Keep your family assets separate from your business assets. This is just common business sense, but it’s even more important in the event of a divorce. If you are using family money to fund your business, you are creating a situation where your spouse may have claim to some of your company’s equity.

Pay yourself. Similarly, if you are not taking a salary, or taking a salary that is less than the going rate for your line of work, your spouse can claim that you have taken assets that rightfully belonged to your family and put them into your business. In the eyes of the court, this may substantiate your spouse’s claim to a stake in your business.

Don’t involve your spouse in your business. Again, this sounds cold, but there are sound business reasons for keeping your spouse’s involvement in your business to a minimum. If you hire your spouse, it is prudent to terminate that relationship as soon as possible if you end up in a divorce. The greater the involvement of your spouse in your business, the greater the claim your spouse can make to a stake in that business.

Create a Property Settlement Note. This will outline in advance how your spouse is to be paid out for their share in your business, should your marriage be dissolved.

Put your business and its assets in a trust. This will protect the assets from divorce, as you will no longer technically own them. The trust becomes, in effect, the owner of the business, and not only its current assets but also its future growth will remain outside the parameters of your marital assets.

Trade your share of the marital assets for equity in your business. This is only relevant if you are already going through a divorce, but it can help keep your business intact. You can maintain your share in the business by trading off other assets that are less important to you.

Sell equity in your business to raise capital to keep it running.
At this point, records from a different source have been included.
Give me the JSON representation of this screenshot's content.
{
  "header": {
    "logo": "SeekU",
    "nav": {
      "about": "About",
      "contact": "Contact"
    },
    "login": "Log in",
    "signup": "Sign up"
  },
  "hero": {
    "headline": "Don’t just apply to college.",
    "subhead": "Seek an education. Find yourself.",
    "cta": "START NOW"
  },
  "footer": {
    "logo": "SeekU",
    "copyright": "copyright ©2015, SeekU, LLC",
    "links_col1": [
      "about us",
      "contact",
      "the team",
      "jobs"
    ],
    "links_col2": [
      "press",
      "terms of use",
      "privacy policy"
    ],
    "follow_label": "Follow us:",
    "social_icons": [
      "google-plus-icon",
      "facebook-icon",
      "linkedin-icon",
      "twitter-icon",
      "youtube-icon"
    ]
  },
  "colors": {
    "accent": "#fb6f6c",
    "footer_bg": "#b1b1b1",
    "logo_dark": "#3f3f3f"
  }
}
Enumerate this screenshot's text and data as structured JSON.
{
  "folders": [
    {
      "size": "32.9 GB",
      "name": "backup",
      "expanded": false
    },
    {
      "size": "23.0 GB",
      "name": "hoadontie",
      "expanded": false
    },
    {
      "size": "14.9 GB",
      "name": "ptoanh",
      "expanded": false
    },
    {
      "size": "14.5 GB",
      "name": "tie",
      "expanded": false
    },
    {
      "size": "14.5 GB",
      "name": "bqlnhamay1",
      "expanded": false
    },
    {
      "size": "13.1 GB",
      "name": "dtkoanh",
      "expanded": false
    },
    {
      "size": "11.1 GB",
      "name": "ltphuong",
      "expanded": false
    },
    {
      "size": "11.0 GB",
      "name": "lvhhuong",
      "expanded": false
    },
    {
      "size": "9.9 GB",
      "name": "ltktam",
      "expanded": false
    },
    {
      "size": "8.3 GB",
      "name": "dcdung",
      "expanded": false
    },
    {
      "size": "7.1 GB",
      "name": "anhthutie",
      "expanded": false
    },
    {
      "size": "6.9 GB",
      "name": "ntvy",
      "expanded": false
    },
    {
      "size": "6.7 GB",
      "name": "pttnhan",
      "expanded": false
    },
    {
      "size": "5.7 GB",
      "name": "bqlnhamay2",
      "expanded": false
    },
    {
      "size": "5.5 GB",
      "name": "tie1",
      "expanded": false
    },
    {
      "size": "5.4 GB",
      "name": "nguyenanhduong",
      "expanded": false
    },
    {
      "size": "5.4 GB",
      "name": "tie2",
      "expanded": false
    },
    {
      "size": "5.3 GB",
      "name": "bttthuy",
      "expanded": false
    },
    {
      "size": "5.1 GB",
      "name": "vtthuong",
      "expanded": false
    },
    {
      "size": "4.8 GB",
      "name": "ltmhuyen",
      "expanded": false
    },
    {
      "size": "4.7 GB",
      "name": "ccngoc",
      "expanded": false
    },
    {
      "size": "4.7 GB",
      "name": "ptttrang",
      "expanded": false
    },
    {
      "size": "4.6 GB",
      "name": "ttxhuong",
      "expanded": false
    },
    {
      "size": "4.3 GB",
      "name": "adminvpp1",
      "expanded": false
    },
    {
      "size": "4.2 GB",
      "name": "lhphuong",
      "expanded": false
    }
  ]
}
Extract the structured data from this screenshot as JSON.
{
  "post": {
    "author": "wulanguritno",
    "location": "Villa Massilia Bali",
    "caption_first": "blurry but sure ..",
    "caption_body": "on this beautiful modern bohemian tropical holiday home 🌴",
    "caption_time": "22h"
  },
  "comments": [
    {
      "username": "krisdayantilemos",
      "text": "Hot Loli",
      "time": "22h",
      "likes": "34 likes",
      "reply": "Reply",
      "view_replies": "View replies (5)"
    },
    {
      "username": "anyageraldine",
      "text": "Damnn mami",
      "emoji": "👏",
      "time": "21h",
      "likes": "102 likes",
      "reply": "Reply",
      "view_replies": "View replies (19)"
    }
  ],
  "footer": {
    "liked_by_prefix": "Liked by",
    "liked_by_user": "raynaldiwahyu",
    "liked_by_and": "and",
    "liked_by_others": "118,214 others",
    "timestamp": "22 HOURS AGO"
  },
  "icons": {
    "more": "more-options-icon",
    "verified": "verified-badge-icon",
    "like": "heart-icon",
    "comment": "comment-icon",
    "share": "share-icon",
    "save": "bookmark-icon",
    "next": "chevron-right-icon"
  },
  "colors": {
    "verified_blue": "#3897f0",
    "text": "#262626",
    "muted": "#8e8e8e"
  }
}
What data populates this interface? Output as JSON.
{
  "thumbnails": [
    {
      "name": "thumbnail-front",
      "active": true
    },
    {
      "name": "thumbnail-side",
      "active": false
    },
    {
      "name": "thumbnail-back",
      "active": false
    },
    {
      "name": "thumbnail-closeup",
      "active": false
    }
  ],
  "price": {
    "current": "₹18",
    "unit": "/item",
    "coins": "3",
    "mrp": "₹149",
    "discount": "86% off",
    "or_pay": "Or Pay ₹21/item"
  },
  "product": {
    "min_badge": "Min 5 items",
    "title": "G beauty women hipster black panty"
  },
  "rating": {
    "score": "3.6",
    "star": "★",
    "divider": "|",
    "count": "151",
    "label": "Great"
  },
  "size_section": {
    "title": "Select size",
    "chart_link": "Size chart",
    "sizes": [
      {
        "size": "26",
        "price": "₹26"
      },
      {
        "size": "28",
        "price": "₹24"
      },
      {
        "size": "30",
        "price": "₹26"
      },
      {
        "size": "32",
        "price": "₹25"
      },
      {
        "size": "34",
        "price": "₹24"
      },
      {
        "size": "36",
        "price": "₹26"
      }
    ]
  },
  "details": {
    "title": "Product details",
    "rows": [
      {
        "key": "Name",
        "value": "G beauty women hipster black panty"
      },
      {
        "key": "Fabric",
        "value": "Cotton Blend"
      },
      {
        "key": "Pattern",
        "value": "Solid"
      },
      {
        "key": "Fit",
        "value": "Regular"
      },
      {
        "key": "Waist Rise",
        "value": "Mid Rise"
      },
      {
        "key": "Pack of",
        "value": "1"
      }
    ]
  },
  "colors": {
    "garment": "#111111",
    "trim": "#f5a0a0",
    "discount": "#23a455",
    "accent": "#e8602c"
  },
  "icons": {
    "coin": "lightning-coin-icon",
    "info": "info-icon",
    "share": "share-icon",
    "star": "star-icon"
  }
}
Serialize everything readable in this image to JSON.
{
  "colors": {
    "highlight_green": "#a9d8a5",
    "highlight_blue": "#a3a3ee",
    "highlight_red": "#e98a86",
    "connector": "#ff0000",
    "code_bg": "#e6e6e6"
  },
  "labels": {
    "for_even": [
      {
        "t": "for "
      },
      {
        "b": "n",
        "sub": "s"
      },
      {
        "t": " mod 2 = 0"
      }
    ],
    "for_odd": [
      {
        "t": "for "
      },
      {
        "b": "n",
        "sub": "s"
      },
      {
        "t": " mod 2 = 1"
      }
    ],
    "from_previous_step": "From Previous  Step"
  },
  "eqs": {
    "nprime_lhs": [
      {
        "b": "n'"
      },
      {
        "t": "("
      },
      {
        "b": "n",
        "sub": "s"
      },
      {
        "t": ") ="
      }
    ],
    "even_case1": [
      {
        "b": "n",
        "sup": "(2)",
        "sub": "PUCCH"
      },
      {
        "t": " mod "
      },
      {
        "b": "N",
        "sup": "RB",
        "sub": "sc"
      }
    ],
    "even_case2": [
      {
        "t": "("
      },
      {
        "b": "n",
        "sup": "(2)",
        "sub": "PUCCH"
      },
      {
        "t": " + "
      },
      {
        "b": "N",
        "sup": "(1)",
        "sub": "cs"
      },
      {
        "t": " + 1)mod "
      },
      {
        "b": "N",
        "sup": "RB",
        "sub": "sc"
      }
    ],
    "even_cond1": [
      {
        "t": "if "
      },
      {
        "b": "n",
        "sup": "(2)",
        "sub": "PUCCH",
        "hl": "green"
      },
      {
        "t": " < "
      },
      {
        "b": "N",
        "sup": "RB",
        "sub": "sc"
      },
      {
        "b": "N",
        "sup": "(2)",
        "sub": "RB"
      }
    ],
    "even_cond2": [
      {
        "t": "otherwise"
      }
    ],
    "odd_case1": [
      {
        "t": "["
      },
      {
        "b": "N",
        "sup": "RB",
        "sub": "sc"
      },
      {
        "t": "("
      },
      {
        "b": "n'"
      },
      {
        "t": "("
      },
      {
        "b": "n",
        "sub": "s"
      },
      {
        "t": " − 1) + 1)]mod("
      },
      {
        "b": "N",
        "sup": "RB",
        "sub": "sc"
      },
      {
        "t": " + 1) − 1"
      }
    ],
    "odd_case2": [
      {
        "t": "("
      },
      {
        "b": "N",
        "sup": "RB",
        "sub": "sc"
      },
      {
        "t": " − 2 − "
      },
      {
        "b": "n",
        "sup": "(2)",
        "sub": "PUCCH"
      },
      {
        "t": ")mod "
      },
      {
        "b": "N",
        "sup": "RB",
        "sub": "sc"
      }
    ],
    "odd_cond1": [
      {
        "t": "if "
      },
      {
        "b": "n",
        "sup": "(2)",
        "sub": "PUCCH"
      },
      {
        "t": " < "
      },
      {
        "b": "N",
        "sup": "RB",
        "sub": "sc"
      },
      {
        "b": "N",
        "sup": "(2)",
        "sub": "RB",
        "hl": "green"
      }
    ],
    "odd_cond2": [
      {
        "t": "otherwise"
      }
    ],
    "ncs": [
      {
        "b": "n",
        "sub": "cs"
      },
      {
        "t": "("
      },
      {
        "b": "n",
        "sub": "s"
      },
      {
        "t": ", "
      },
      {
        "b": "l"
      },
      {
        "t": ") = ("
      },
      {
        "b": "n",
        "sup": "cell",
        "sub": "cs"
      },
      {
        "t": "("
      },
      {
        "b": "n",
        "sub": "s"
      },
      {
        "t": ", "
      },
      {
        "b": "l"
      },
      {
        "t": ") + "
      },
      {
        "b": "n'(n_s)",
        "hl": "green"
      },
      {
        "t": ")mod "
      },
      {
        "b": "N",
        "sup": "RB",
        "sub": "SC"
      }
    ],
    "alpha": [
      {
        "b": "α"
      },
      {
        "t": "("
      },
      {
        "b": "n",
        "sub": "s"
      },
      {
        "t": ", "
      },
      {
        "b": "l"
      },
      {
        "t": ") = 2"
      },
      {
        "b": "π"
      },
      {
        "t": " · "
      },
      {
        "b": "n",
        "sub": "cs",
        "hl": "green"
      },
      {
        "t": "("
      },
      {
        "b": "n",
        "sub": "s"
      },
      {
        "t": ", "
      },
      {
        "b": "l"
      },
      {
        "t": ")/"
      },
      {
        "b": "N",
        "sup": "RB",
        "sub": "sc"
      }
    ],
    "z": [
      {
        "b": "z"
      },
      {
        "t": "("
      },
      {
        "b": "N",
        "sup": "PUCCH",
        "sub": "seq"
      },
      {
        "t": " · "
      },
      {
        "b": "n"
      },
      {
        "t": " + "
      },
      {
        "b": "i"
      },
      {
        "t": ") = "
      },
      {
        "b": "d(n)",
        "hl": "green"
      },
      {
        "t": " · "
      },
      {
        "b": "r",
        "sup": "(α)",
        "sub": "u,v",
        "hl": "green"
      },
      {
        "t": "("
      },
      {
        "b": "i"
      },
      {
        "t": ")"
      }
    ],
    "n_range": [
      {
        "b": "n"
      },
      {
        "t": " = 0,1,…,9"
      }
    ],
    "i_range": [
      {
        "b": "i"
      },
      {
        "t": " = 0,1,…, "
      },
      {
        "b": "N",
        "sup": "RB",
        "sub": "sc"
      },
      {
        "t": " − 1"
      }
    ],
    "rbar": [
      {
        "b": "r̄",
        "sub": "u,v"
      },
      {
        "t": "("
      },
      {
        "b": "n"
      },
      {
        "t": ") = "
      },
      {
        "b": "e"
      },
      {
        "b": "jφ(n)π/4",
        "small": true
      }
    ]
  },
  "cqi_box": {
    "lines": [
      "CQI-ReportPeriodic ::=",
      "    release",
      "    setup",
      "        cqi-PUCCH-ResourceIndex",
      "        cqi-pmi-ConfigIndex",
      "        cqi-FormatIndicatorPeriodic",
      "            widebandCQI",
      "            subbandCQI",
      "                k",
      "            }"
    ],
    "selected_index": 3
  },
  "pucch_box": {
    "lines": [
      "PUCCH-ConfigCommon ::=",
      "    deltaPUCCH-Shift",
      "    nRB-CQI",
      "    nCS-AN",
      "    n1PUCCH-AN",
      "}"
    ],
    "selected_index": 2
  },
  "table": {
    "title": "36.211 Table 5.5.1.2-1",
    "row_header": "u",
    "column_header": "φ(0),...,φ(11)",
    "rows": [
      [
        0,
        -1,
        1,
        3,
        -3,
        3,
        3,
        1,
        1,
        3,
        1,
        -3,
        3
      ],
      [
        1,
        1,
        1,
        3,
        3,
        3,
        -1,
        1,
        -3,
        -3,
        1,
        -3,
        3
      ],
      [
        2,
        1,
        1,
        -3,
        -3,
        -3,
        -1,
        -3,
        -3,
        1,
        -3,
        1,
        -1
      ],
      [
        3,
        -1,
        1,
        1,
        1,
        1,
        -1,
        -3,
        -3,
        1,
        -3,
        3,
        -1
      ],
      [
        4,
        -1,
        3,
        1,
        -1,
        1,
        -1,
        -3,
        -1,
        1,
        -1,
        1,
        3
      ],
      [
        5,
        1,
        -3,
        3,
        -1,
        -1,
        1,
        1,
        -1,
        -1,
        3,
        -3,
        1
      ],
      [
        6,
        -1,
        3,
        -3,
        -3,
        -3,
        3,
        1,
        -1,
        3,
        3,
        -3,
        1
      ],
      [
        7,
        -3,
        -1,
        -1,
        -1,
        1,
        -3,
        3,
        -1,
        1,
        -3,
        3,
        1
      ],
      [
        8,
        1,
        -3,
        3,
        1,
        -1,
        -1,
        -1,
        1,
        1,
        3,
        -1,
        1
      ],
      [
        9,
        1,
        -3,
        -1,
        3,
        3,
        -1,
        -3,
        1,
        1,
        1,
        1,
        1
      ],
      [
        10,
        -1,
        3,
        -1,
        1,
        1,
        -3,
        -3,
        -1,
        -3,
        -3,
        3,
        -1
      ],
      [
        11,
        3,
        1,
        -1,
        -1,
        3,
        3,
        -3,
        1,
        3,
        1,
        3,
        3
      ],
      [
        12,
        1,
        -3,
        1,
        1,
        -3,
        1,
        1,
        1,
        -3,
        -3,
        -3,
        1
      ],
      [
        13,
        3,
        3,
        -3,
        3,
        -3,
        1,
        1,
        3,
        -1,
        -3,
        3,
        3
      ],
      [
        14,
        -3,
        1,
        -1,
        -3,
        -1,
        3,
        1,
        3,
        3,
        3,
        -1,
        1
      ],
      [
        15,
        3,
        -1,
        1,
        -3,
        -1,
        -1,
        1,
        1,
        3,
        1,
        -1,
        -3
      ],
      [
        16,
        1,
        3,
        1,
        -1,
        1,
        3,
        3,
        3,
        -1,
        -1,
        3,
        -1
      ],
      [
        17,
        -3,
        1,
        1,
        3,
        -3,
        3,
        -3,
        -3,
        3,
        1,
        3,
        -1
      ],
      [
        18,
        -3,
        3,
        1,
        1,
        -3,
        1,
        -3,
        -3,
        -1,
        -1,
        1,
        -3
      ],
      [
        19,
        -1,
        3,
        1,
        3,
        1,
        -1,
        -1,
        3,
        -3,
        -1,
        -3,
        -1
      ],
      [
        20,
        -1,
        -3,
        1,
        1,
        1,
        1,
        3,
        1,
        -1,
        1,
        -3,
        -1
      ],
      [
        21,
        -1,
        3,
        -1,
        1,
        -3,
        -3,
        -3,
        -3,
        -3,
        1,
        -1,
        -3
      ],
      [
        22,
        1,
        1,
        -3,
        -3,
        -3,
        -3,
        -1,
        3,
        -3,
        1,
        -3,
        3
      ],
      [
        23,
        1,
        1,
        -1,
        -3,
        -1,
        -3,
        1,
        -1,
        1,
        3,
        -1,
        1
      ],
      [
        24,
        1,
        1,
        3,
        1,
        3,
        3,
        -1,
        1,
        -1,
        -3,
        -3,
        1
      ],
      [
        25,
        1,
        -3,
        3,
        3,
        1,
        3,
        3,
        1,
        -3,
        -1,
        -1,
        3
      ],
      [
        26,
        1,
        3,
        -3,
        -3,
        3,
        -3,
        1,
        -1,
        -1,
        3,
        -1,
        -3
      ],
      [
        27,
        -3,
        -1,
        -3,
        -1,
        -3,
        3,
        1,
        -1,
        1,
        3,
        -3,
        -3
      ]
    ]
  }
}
Not an ideal solution, but if you can convince investors to buy shares of your company, you may be able to pay off your spouse while maintaining your business functions.